Known since the 1950s for his abstract and figurative painting, Alfred Leslie has embraced technology and new techniques, thus updating his craft for the contemporary age. These pixel scores further the ideas Leslie began in his Grisaille paintings of 1963. Here he composes the image on the computer, using a dactyl to draw on the computer itself. That file is then digitally printed, using dye sublimation. It's a hybrid art. Leslie’s dexterity in portraiture in any medium is very much in evidence. He uses multiple planes and vantage points to create these images that are both abstract and specific.
The subject matter of this continuing series are all literary characters involved in sexual and violent worlds. Leslie's renderings are his interpretation from the books, regardless of other perhaps more recognizable versions known from film. The seven large scale prints tower up to 7x5 feet in size. Details of scale and perspective make them ingenious and compelling.
Painter and filmmaker Alfred Leslie was born in the Bronx, New York in 1927 and currently lives and works in Manhattan. In the late 1940s he emerged as a filmmaker and an Abstract Expressionist Painter.
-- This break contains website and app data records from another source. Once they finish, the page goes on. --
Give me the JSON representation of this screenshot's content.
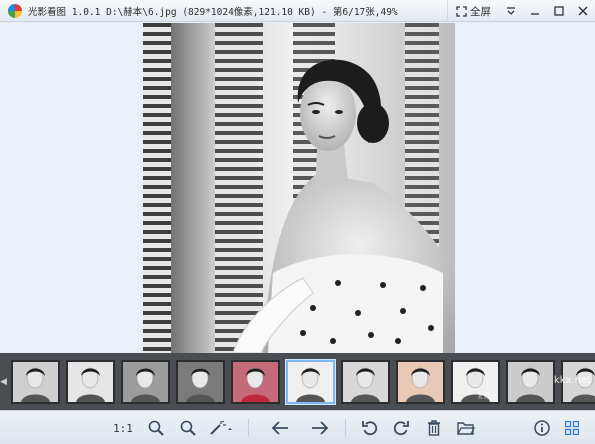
{
  "window": {
    "app_name": "光影看图",
    "version": "1.0.1",
    "file_path": "D:\\赫本\\6.jpg",
    "file_info": "(829*1024像素,121.10 KB)",
    "position": "- 第6/17张,49%",
    "fullscreen_label": "全屏"
  },
  "filmstrip": {
    "current_index": 5,
    "thumbnails": [
      {
        "name": "thumb-1"
      },
      {
        "name": "thumb-2"
      },
      {
        "name": "thumb-3"
      },
      {
        "name": "thumb-4"
      },
      {
        "name": "thumb-5"
      },
      {
        "name": "thumb-6"
      },
      {
        "name": "thumb-7"
      },
      {
        "name": "thumb-8"
      },
      {
        "name": "thumb-9"
      },
      {
        "name": "thumb-10"
      },
      {
        "name": "thumb-11"
      }
    ]
  },
  "toolbar": {
    "ratio_label": "1:1",
    "icons": [
      "zoom-in-icon",
      "zoom-out-icon",
      "magic-wand-icon",
      "arrow-left-icon",
      "arrow-right-icon",
      "rotate-left-icon",
      "rotate-right-icon",
      "trash-icon",
      "folder-icon",
      "info-icon",
      "grid-icon"
    ]
  },
  "watermark": "kkx.net",
  "watermark_brand": "kkx"
}
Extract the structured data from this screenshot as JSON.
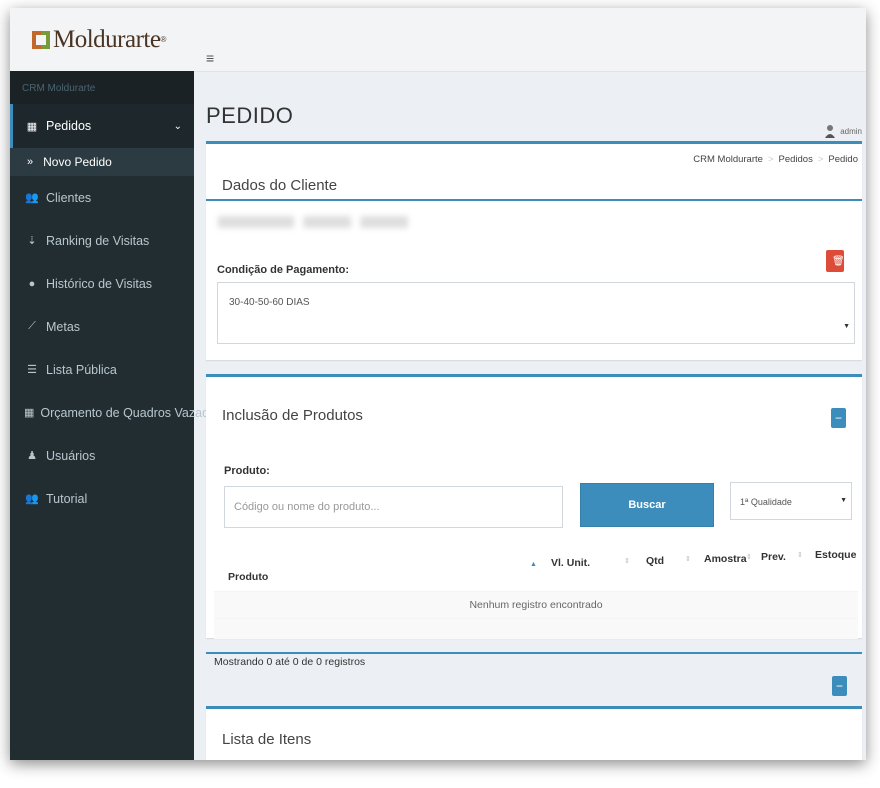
{
  "brand": {
    "name": "Moldurarte",
    "reg": "®"
  },
  "sidebar": {
    "header": "CRM Moldurarte",
    "items": [
      {
        "label": "Pedidos",
        "icon": "grid-icon"
      },
      {
        "label": "Clientes",
        "icon": "users-icon"
      },
      {
        "label": "Ranking de Visitas",
        "icon": "sort-icon"
      },
      {
        "label": "Histórico de Visitas",
        "icon": "map-marker-icon"
      },
      {
        "label": "Metas",
        "icon": "line-chart-icon"
      },
      {
        "label": "Lista Pública",
        "icon": "list-icon"
      },
      {
        "label": "Orçamento de Quadros Vazados",
        "icon": "grid-icon"
      },
      {
        "label": "Usuários",
        "icon": "user-icon"
      },
      {
        "label": "Tutorial",
        "icon": "users-icon"
      }
    ],
    "sub_item": "Novo Pedido"
  },
  "header": {
    "menu_icon": "≡",
    "page_title": "PEDIDO",
    "user": "admin"
  },
  "breadcrumb": [
    "CRM Moldurarte",
    "Pedidos",
    "Pedido"
  ],
  "cliente": {
    "title": "Dados do Cliente",
    "pagamento_label": "Condição de Pagamento:",
    "pagamento_value": "30-40-50-60 DIAS"
  },
  "produtos": {
    "title": "Inclusão de Produtos",
    "produto_label": "Produto:",
    "search_placeholder": "Código ou nome do produto...",
    "buscar_label": "Buscar",
    "qualidade_value": "1ª Qualidade",
    "columns": [
      "Produto",
      "Vl. Unit.",
      "Qtd",
      "Amostra",
      "Prev.",
      "Estoque"
    ],
    "empty_text": "Nenhum registro encontrado",
    "info": "Mostrando 0 até 0 de 0 registros"
  },
  "itens": {
    "title": "Lista de Itens"
  },
  "colors": {
    "sidebar": "#222d32",
    "accent": "#3c8dbc",
    "danger": "#dd4b39"
  }
}
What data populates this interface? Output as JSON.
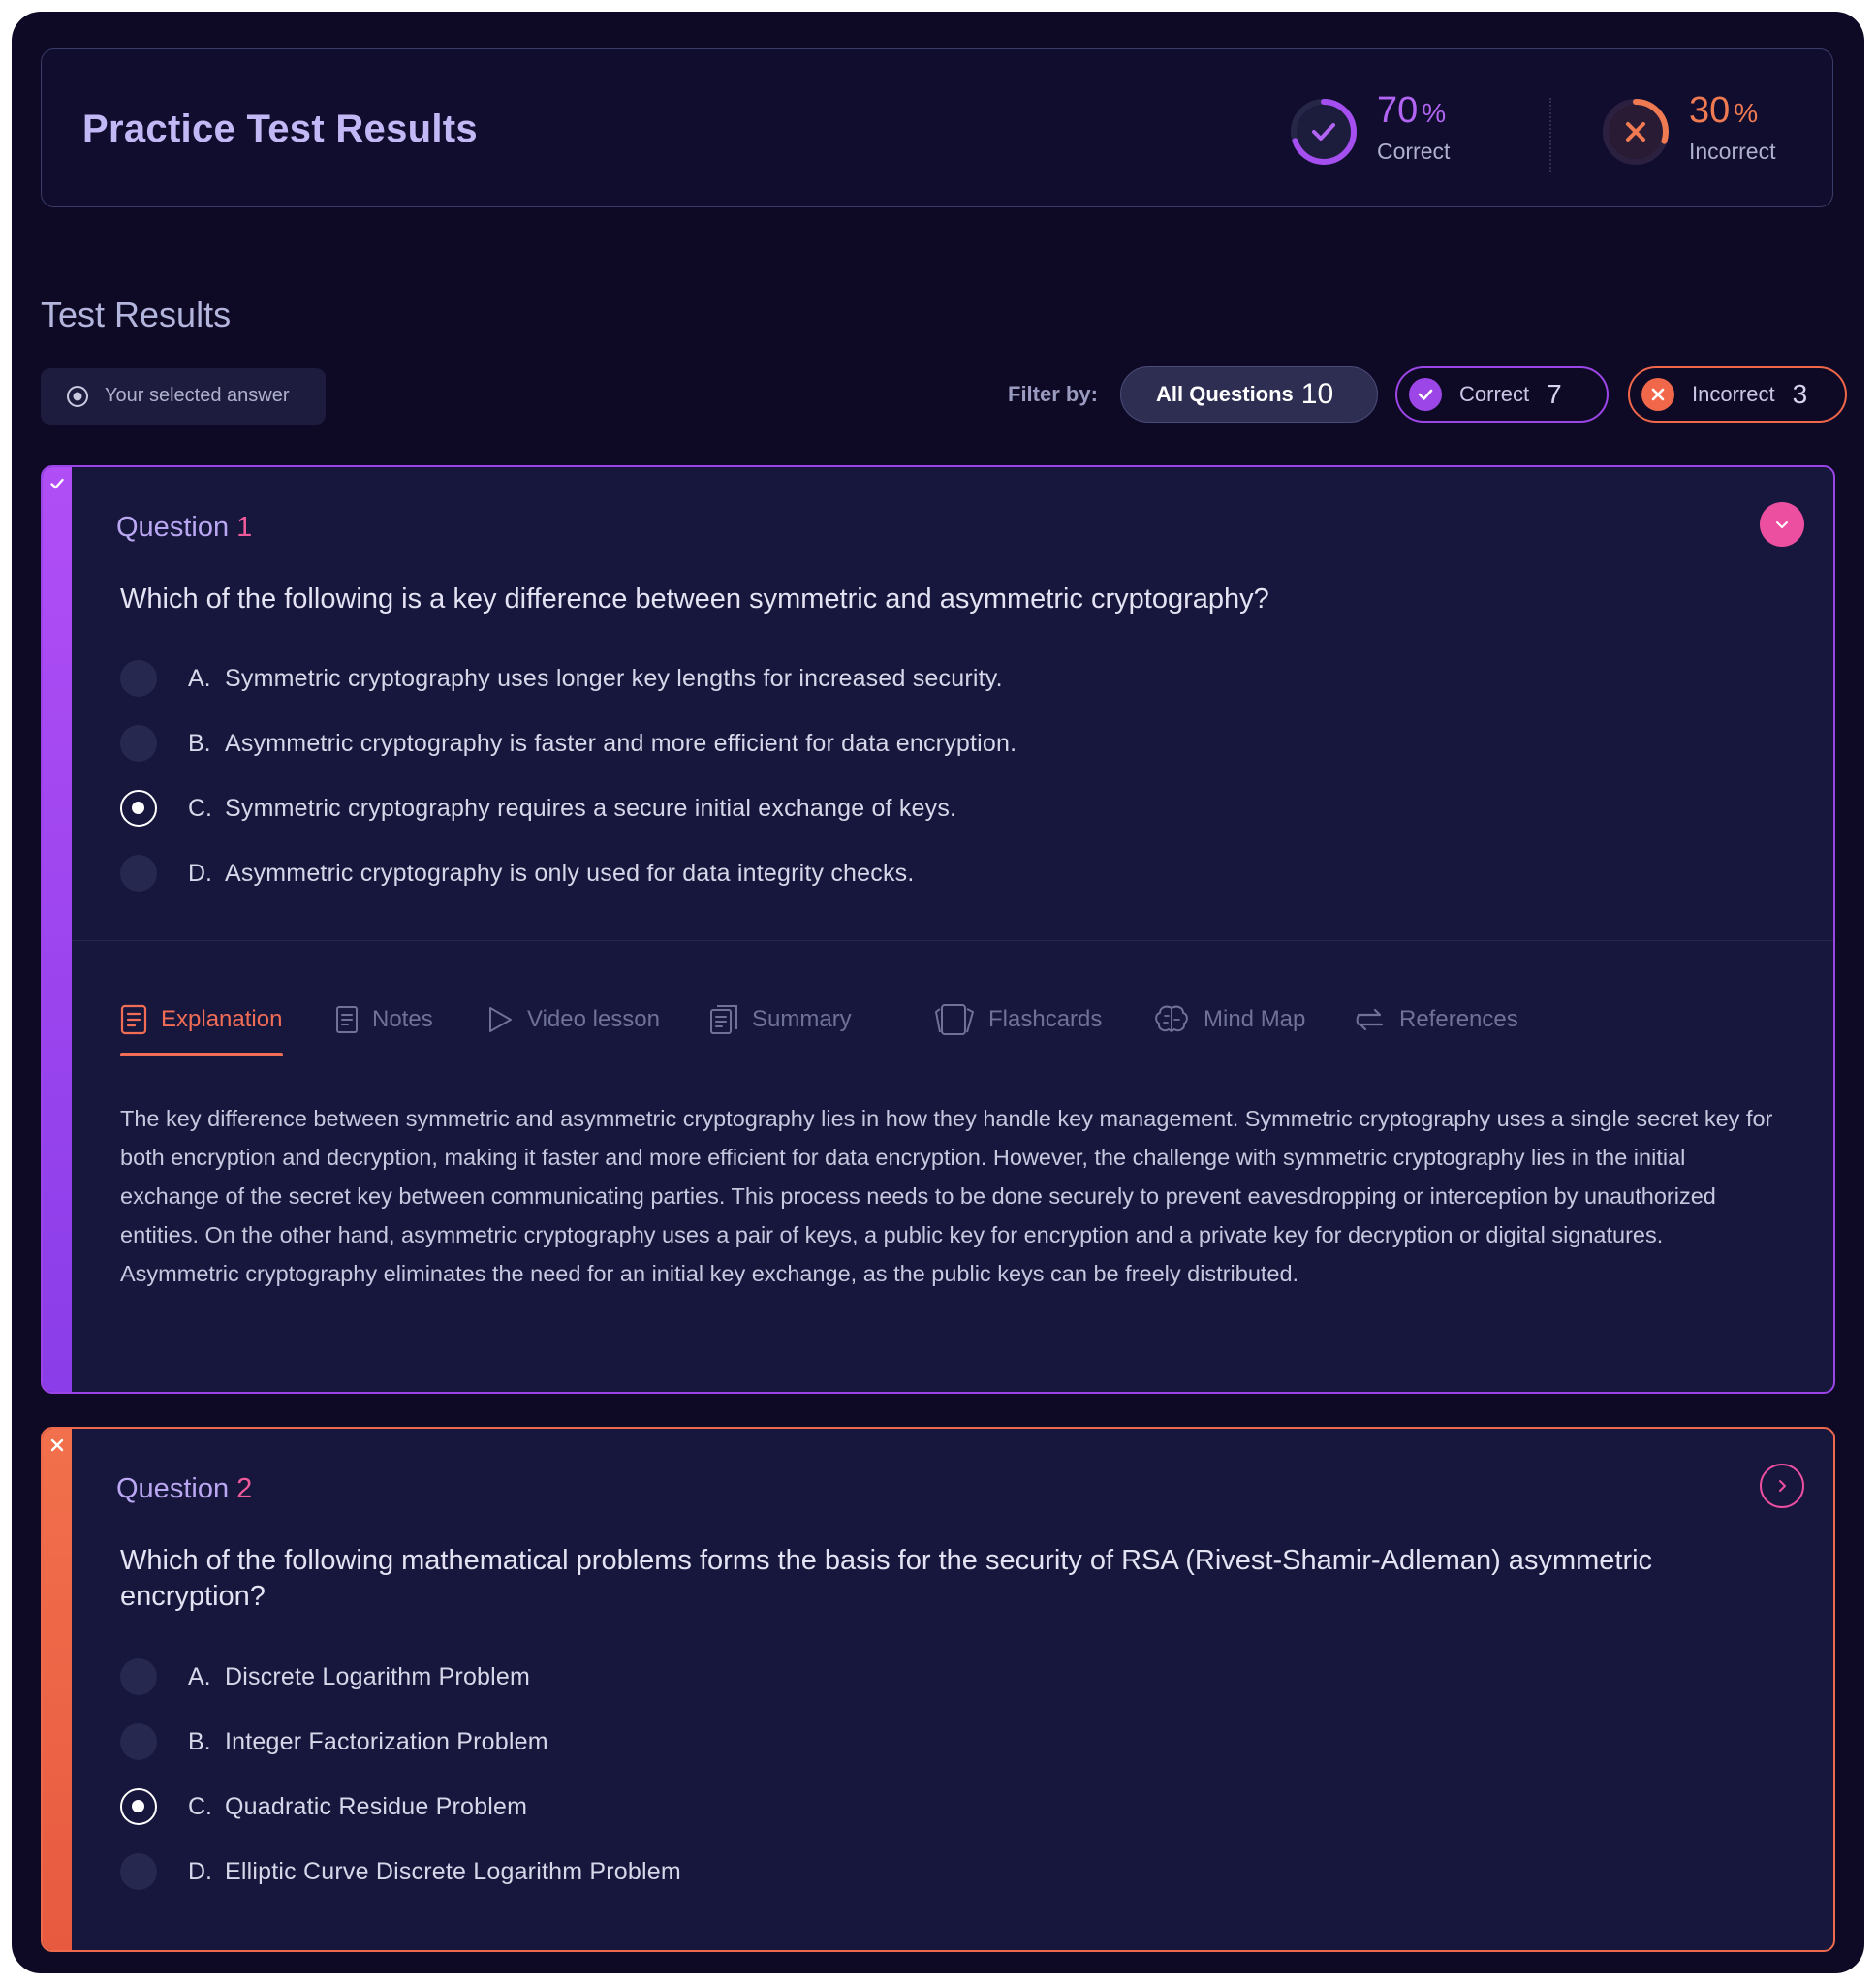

In the 1950s and ’60s, he was associated with a community of avant-garde artists and writers, including Joan Mitchell, Larry Rivers, Robert Frank, Jack Kerouac, and Frank O’Hara with whom he often collaborated.